*Records*.
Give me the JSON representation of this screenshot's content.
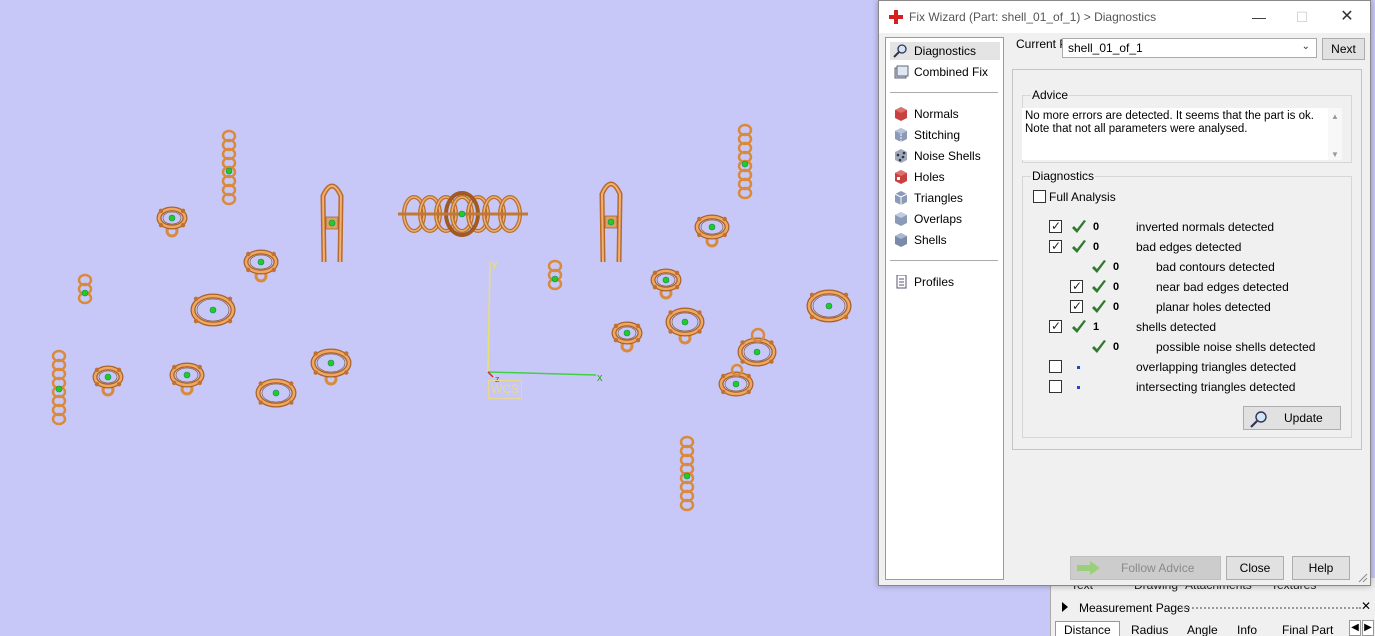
{
  "dialog": {
    "title": "Fix Wizard (Part: shell_01_of_1) > Diagnostics",
    "current_part_label": "Current Part:",
    "current_part_value": "shell_01_of_1",
    "next_label": "Next",
    "nav": {
      "items_top": [
        {
          "label": "Diagnostics",
          "icon": "magnifier-icon",
          "selected": true
        },
        {
          "label": "Combined Fix",
          "icon": "combined-fix-icon"
        }
      ],
      "items_mid": [
        {
          "label": "Normals",
          "icon": "normals-icon"
        },
        {
          "label": "Stitching",
          "icon": "stitching-icon"
        },
        {
          "label": "Noise Shells",
          "icon": "noise-shells-icon"
        },
        {
          "label": "Holes",
          "icon": "holes-icon"
        },
        {
          "label": "Triangles",
          "icon": "triangles-icon"
        },
        {
          "label": "Overlaps",
          "icon": "overlaps-icon"
        },
        {
          "label": "Shells",
          "icon": "shells-icon"
        }
      ],
      "items_bottom": [
        {
          "label": "Profiles",
          "icon": "profiles-icon"
        }
      ]
    },
    "advice": {
      "title": "Advice",
      "line1": "No more errors are detected. It seems that the part is ok.",
      "line2": "Note that not all parameters were analysed."
    },
    "diagnostics": {
      "title": "Diagnostics",
      "full_analysis_label": "Full Analysis",
      "rows": [
        {
          "checked": true,
          "status": "ok",
          "count": "0",
          "label": "inverted normals detected"
        },
        {
          "checked": true,
          "status": "ok",
          "count": "0",
          "label": "bad edges detected"
        },
        {
          "checked": null,
          "status": "ok",
          "count": "0",
          "label": "bad contours detected"
        },
        {
          "checked": true,
          "status": "ok",
          "count": "0",
          "label": "near bad edges detected"
        },
        {
          "checked": true,
          "status": "ok",
          "count": "0",
          "label": "planar holes detected"
        },
        {
          "checked": true,
          "status": "ok",
          "count": "1",
          "label": "shells detected"
        },
        {
          "checked": null,
          "status": "ok",
          "count": "0",
          "label": "possible noise shells detected"
        },
        {
          "checked": false,
          "status": "not-analysed",
          "count": "",
          "label": "overlapping triangles detected"
        },
        {
          "checked": false,
          "status": "not-analysed",
          "count": "",
          "label": "intersecting triangles detected"
        }
      ],
      "update_label": "Update"
    },
    "buttons": {
      "follow_advice": "Follow Advice",
      "close": "Close",
      "help": "Help"
    }
  },
  "viewport": {
    "axis_labels": {
      "y": "y",
      "x": "x",
      "z": "z"
    },
    "wcs_label": "WCS",
    "colors": {
      "background": "#c8c8f8",
      "part": "#d98a3c",
      "marker": "#22cc22"
    }
  },
  "under_panel": {
    "top_tabs": [
      "Text",
      "Drawing",
      "Attachments",
      "Textures"
    ],
    "measurement_pages": "Measurement Pages",
    "tabs": [
      "Distance",
      "Radius",
      "Angle",
      "Info",
      "Final Part"
    ]
  }
}
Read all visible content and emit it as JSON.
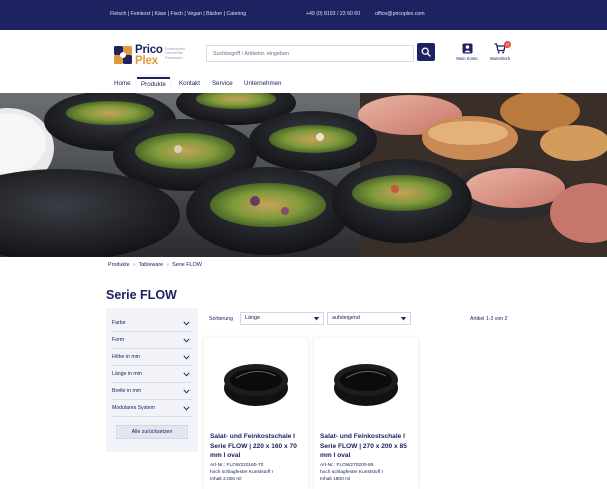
{
  "topbar": {
    "categories": "Fleisch | Feinkost | Käse | Fisch | Vegan | Bäcker | Catering",
    "phone": "+49 (0) 8193 / 23 60 60",
    "email": "office@pricoplex.com"
  },
  "logo": {
    "name_line1": "Prico",
    "name_line2": "Plex",
    "tagline": "Professionelle Lebensmittel Präsentation"
  },
  "search": {
    "placeholder": "Suchbegriff / Artikelnr. eingeben",
    "icon": "search-icon"
  },
  "account": {
    "label": "Mein Konto",
    "icon": "user-icon"
  },
  "cart": {
    "label": "Warenkorb",
    "count": "0",
    "icon": "cart-icon"
  },
  "nav": {
    "items": [
      {
        "label": "Home"
      },
      {
        "label": "Produkte"
      },
      {
        "label": "Kontakt"
      },
      {
        "label": "Service"
      },
      {
        "label": "Unternehmen"
      }
    ],
    "active": "Produkte"
  },
  "breadcrumb": {
    "items": [
      "Produkte",
      "Tableware",
      "Serie FLOW"
    ],
    "separator": "»"
  },
  "page": {
    "title": "Serie FLOW"
  },
  "filters": {
    "items": [
      {
        "label": "Farbe"
      },
      {
        "label": "Form"
      },
      {
        "label": "Höhe in mm"
      },
      {
        "label": "Länge in mm"
      },
      {
        "label": "Breite in mm"
      },
      {
        "label": "Modulares System"
      }
    ],
    "reset_label": "Alle zurücksetzen"
  },
  "sorting": {
    "label": "Sortierung",
    "field": "Länge",
    "order": "aufsteigend",
    "count_text": "Artikel 1-2 von 2"
  },
  "products": [
    {
      "title": "Salat- und Feinkostschale I Serie FLOW | 220 x 160 x 70 mm I oval",
      "article_no": "Art-Nr.: FLOW220160-70",
      "material": "hoch schlagfester Kunststoff I",
      "volume": "Inhalt 2.000 ml"
    },
    {
      "title": "Salat- und Feinkostschale I Serie FLOW | 270 x 200 x 85 mm I oval",
      "article_no": "Art-Nr.: FLOW270200-85",
      "material": "hoch schlagfester Kunststoff I",
      "volume": "Inhalt 1800 ml"
    }
  ],
  "colors": {
    "brand_navy": "#1d2260",
    "brand_orange": "#e09a3c",
    "cart_badge": "#e84a3c",
    "filter_panel": "#f2f3f8"
  }
}
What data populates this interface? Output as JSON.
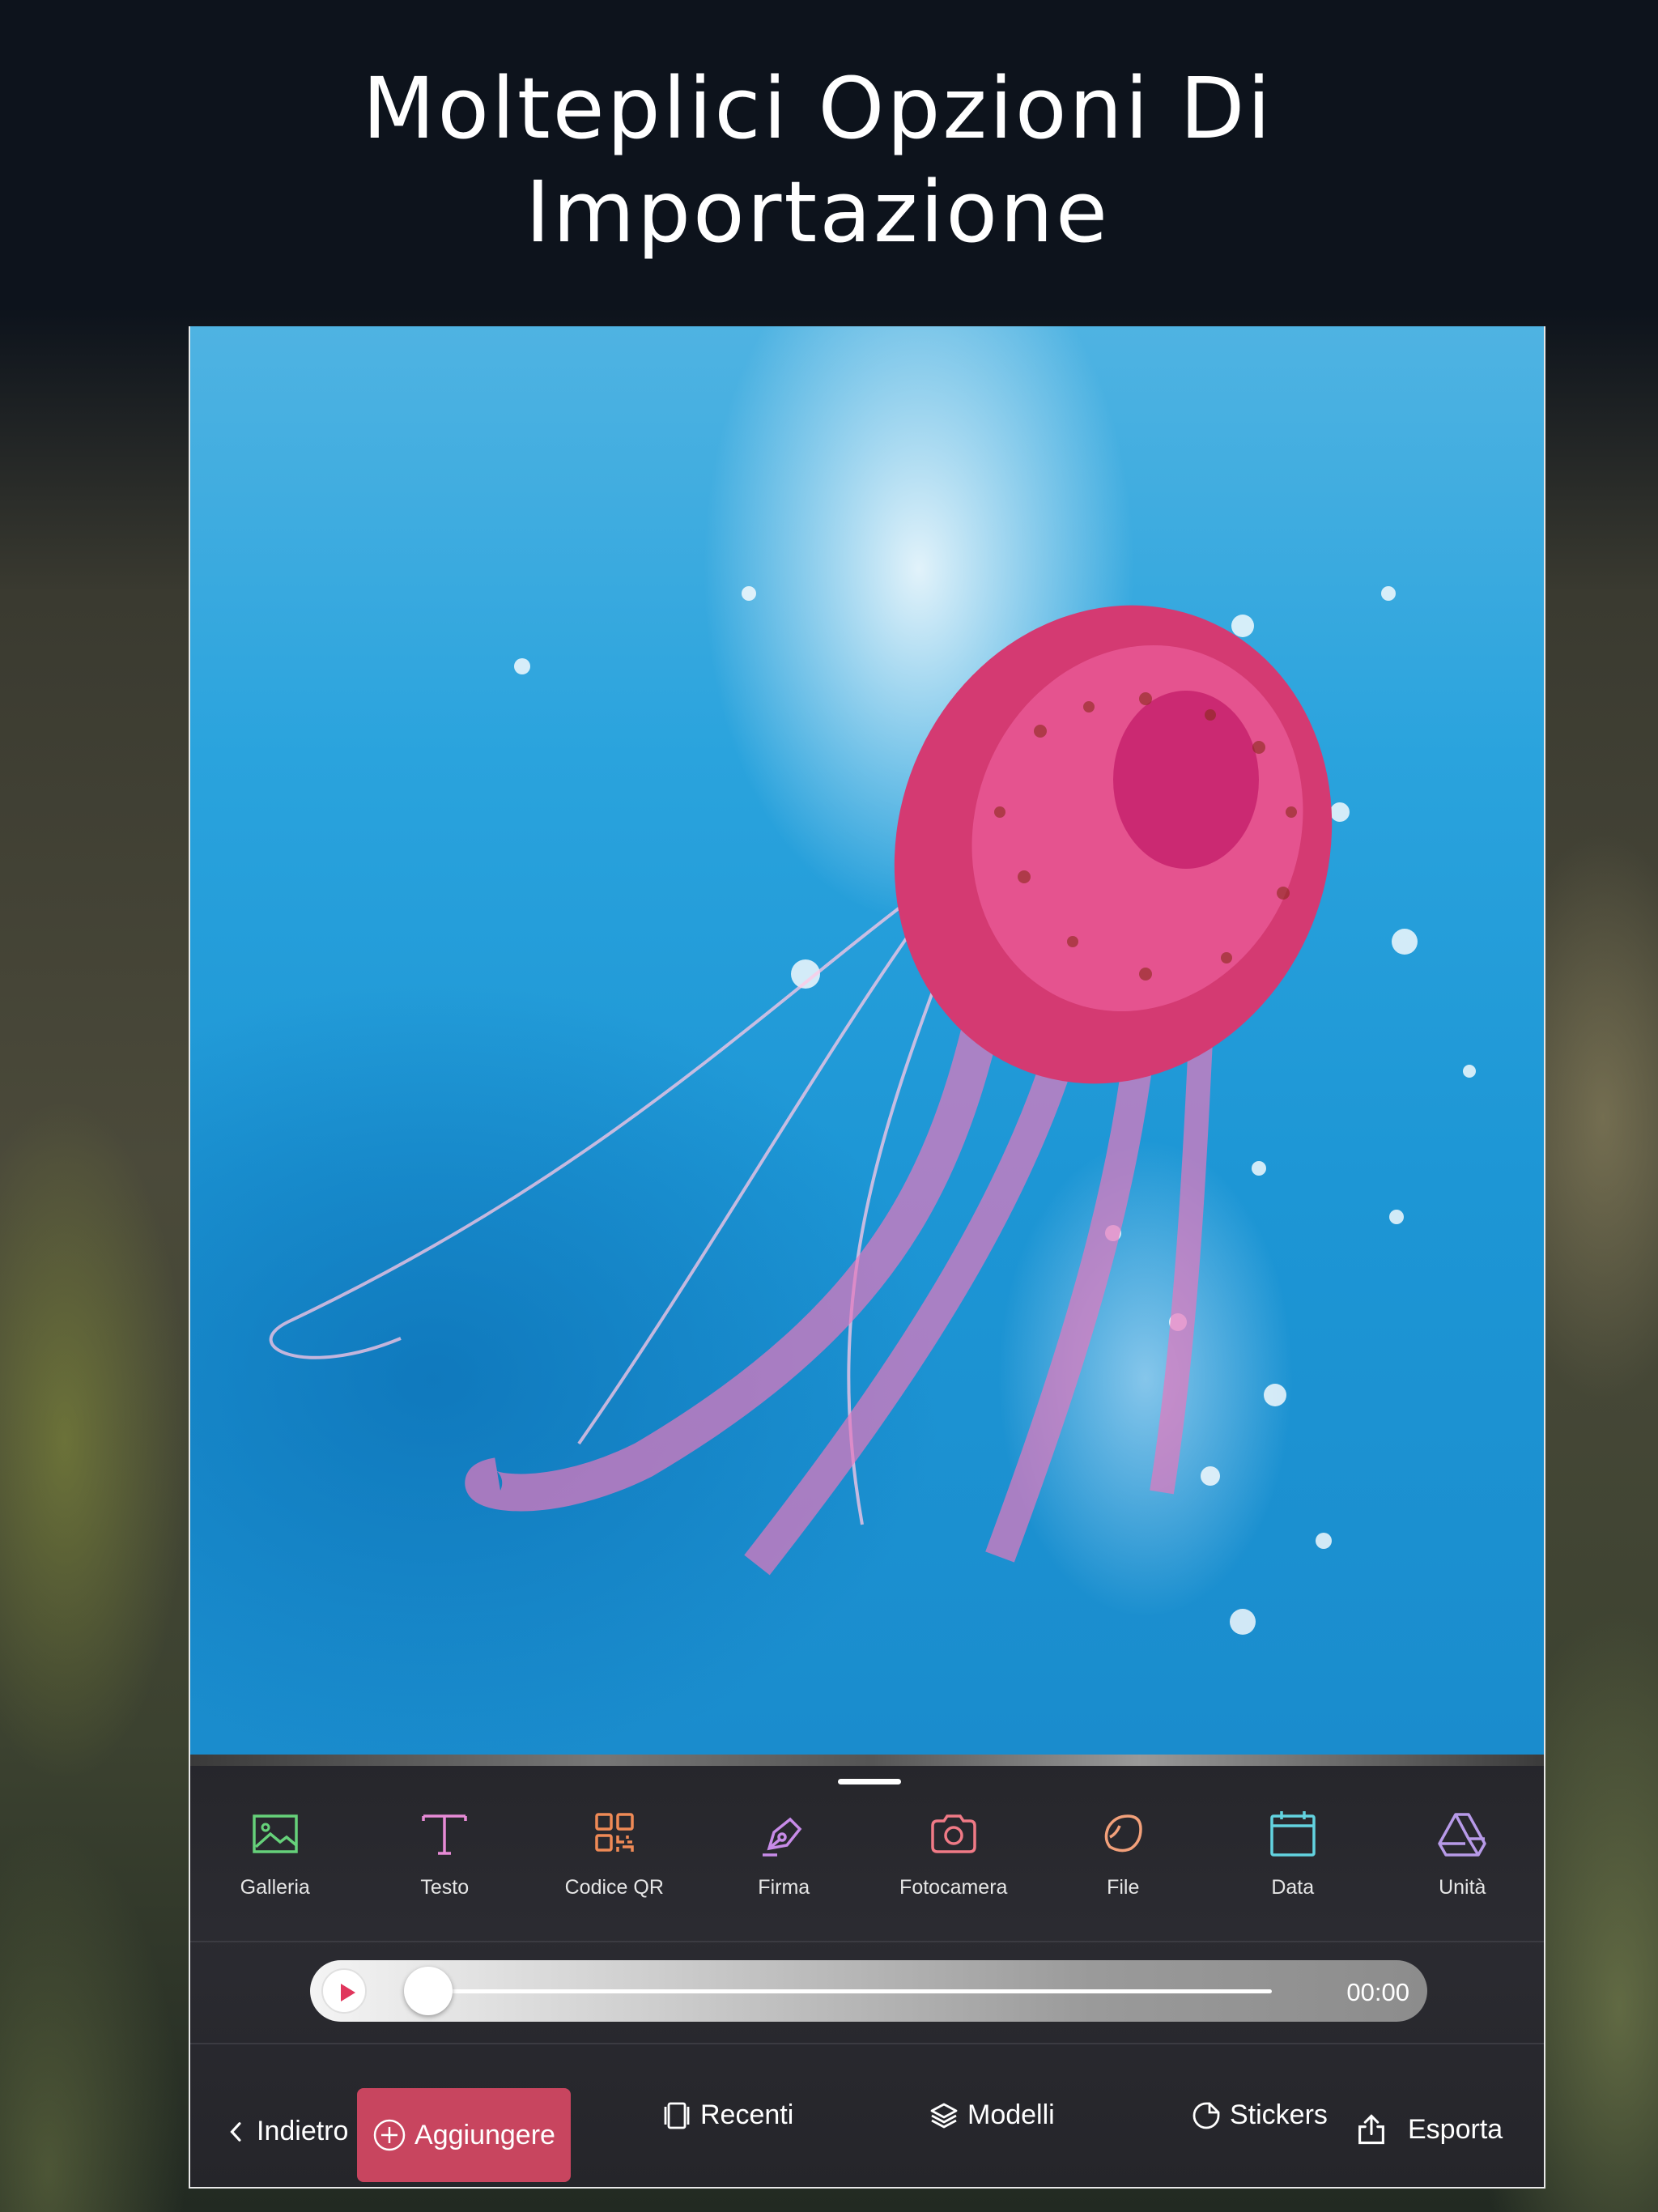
{
  "headline": {
    "line1": "Molteplici Opzioni Di",
    "line2": "Importazione"
  },
  "tools": [
    {
      "label": "Galleria",
      "icon": "gallery-icon",
      "color": "#66d17a"
    },
    {
      "label": "Testo",
      "icon": "text-icon",
      "color": "#e78bd6"
    },
    {
      "label": "Codice QR",
      "icon": "qr-code-icon",
      "color": "#ef8a56"
    },
    {
      "label": "Firma",
      "icon": "signature-pen-icon",
      "color": "#c78be8"
    },
    {
      "label": "Fotocamera",
      "icon": "camera-icon",
      "color": "#f07a86"
    },
    {
      "label": "File",
      "icon": "file-icon",
      "color": "#f2a07a"
    },
    {
      "label": "Data",
      "icon": "calendar-icon",
      "color": "#63d3e0"
    },
    {
      "label": "Unità",
      "icon": "drive-icon",
      "color": "#b79ae8"
    }
  ],
  "timeline": {
    "time": "00:00",
    "progress": 0,
    "accent": "#e0365c"
  },
  "bottom_bar": {
    "back_label": "Indietro",
    "add_label": "Aggiungere",
    "recent_label": "Recenti",
    "templates_label": "Modelli",
    "stickers_label": "Stickers",
    "export_label": "Esporta",
    "add_color": "#c8455f"
  }
}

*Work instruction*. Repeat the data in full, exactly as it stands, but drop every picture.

*Problem solution*.
Give me the JSON representation of this screenshot's content.
{
  "dialog": {
    "title": "Fix Wizard (Part: shell_01_of_1) > Diagnostics",
    "current_part_label": "Current Part:",
    "current_part_value": "shell_01_of_1",
    "next_label": "Next",
    "nav": {
      "items_top": [
        {
          "label": "Diagnostics",
          "icon": "magnifier-icon",
          "selected": true
        },
        {
          "label": "Combined Fix",
          "icon": "combined-fix-icon"
        }
      ],
      "items_mid": [
        {
          "label": "Normals",
          "icon": "normals-icon"
        },
        {
          "label": "Stitching",
          "icon": "stitching-icon"
        },
        {
          "label": "Noise Shells",
          "icon": "noise-shells-icon"
        },
        {
          "label": "Holes",
          "icon": "holes-icon"
        },
        {
          "label": "Triangles",
          "icon": "triangles-icon"
        },
        {
          "label": "Overlaps",
          "icon": "overlaps-icon"
        },
        {
          "label": "Shells",
          "icon": "shells-icon"
        }
      ],
      "items_bottom": [
        {
          "label": "Profiles",
          "icon": "profiles-icon"
        }
      ]
    },
    "advice": {
      "title": "Advice",
      "line1": "No more errors are detected. It seems that the part is ok.",
      "line2": "Note that not all parameters were analysed."
    },
    "diagnostics": {
      "title": "Diagnostics",
      "full_analysis_label": "Full Analysis",
      "rows": [
        {
          "checked": true,
          "status": "ok",
          "count": "0",
          "label": "inverted normals detected"
        },
        {
          "checked": true,
          "status": "ok",
          "count": "0",
          "label": "bad edges detected"
        },
        {
          "checked": null,
          "status": "ok",
          "count": "0",
          "label": "bad contours detected"
        },
        {
          "checked": true,
          "status": "ok",
          "count": "0",
          "label": "near bad edges detected"
        },
        {
          "checked": true,
          "status": "ok",
          "count": "0",
          "label": "planar holes detected"
        },
        {
          "checked": true,
          "status": "ok",
          "count": "1",
          "label": "shells detected"
        },
        {
          "checked": null,
          "status": "ok",
          "count": "0",
          "label": "possible noise shells detected"
        },
        {
          "checked": false,
          "status": "not-analysed",
          "count": "",
          "label": "overlapping triangles detected"
        },
        {
          "checked": false,
          "status": "not-analysed",
          "count": "",
          "label": "intersecting triangles detected"
        }
      ],
      "update_label": "Update"
    },
    "buttons": {
      "follow_advice": "Follow Advice",
      "close": "Close",
      "help": "Help"
    }
  },
  "viewport": {
    "axis_labels": {
      "y": "y",
      "x": "x",
      "z": "z"
    },
    "wcs_label": "WCS",
    "colors": {
      "background": "#c8c8f8",
      "part": "#d98a3c",
      "marker": "#22cc22"
    }
  },
  "under_panel": {
    "top_tabs": [
      "Text",
      "Drawing",
      "Attachments",
      "Textures"
    ],
    "measurement_pages": "Measurement Pages",
    "tabs": [
      "Distance",
      "Radius",
      "Angle",
      "Info",
      "Final Part"
    ]
  }
}
Read all visible content and emit it as JSON.
{
  "topbar": {
    "categories": "Fleisch | Feinkost | Käse | Fisch | Vegan | Bäcker | Catering",
    "phone": "+49 (0) 8193 / 23 60 60",
    "email": "office@pricoplex.com"
  },
  "logo": {
    "name_line1": "Prico",
    "name_line2": "Plex",
    "tagline": "Professionelle Lebensmittel Präsentation"
  },
  "search": {
    "placeholder": "Suchbegriff / Artikelnr. eingeben",
    "icon": "search-icon"
  },
  "account": {
    "label": "Mein Konto",
    "icon": "user-icon"
  },
  "cart": {
    "label": "Warenkorb",
    "count": "0",
    "icon": "cart-icon"
  },
  "nav": {
    "items": [
      {
        "label": "Home"
      },
      {
        "label": "Produkte"
      },
      {
        "label": "Kontakt"
      },
      {
        "label": "Service"
      },
      {
        "label": "Unternehmen"
      }
    ],
    "active": "Produkte"
  },
  "breadcrumb": {
    "items": [
      "Produkte",
      "Tableware",
      "Serie FLOW"
    ],
    "separator": "»"
  },
  "page": {
    "title": "Serie FLOW"
  },
  "filters": {
    "items": [
      {
        "label": "Farbe"
      },
      {
        "label": "Form"
      },
      {
        "label": "Höhe in mm"
      },
      {
        "label": "Länge in mm"
      },
      {
        "label": "Breite in mm"
      },
      {
        "label": "Modulares System"
      }
    ],
    "reset_label": "Alle zurücksetzen"
  },
  "sorting": {
    "label": "Sortierung",
    "field": "Länge",
    "order": "aufsteigend",
    "count_text": "Artikel 1-2 von 2"
  },
  "products": [
    {
      "title": "Salat- und Feinkostschale I Serie FLOW | 220 x 160 x 70 mm I oval",
      "article_no": "Art-Nr.: FLOW220160-70",
      "material": "hoch schlagfester Kunststoff I",
      "volume": "Inhalt 2.000 ml"
    },
    {
      "title": "Salat- und Feinkostschale I Serie FLOW | 270 x 200 x 85 mm I oval",
      "article_no": "Art-Nr.: FLOW270200-85",
      "material": "hoch schlagfester Kunststoff I",
      "volume": "Inhalt 1800 ml"
    }
  ],
  "colors": {
    "brand_navy": "#1d2260",
    "brand_orange": "#e09a3c",
    "cart_badge": "#e84a3c",
    "filter_panel": "#f2f3f8"
  }
}
What data populates this interface? Output as JSON.
{
  "headline": {
    "line1": "Molteplici Opzioni Di",
    "line2": "Importazione"
  },
  "tools": [
    {
      "label": "Galleria",
      "icon": "gallery-icon",
      "color": "#66d17a"
    },
    {
      "label": "Testo",
      "icon": "text-icon",
      "color": "#e78bd6"
    },
    {
      "label": "Codice QR",
      "icon": "qr-code-icon",
      "color": "#ef8a56"
    },
    {
      "label": "Firma",
      "icon": "signature-pen-icon",
      "color": "#c78be8"
    },
    {
      "label": "Fotocamera",
      "icon": "camera-icon",
      "color": "#f07a86"
    },
    {
      "label": "File",
      "icon": "file-icon",
      "color": "#f2a07a"
    },
    {
      "label": "Data",
      "icon": "calendar-icon",
      "color": "#63d3e0"
    },
    {
      "label": "Unità",
      "icon": "drive-icon",
      "color": "#b79ae8"
    }
  ],
  "timeline": {
    "time": "00:00",
    "progress": 0,
    "accent": "#e0365c"
  },
  "bottom_bar": {
    "back_label": "Indietro",
    "add_label": "Aggiungere",
    "recent_label": "Recenti",
    "templates_label": "Modelli",
    "stickers_label": "Stickers",
    "export_label": "Esporta",
    "add_color": "#c8455f"
  }
}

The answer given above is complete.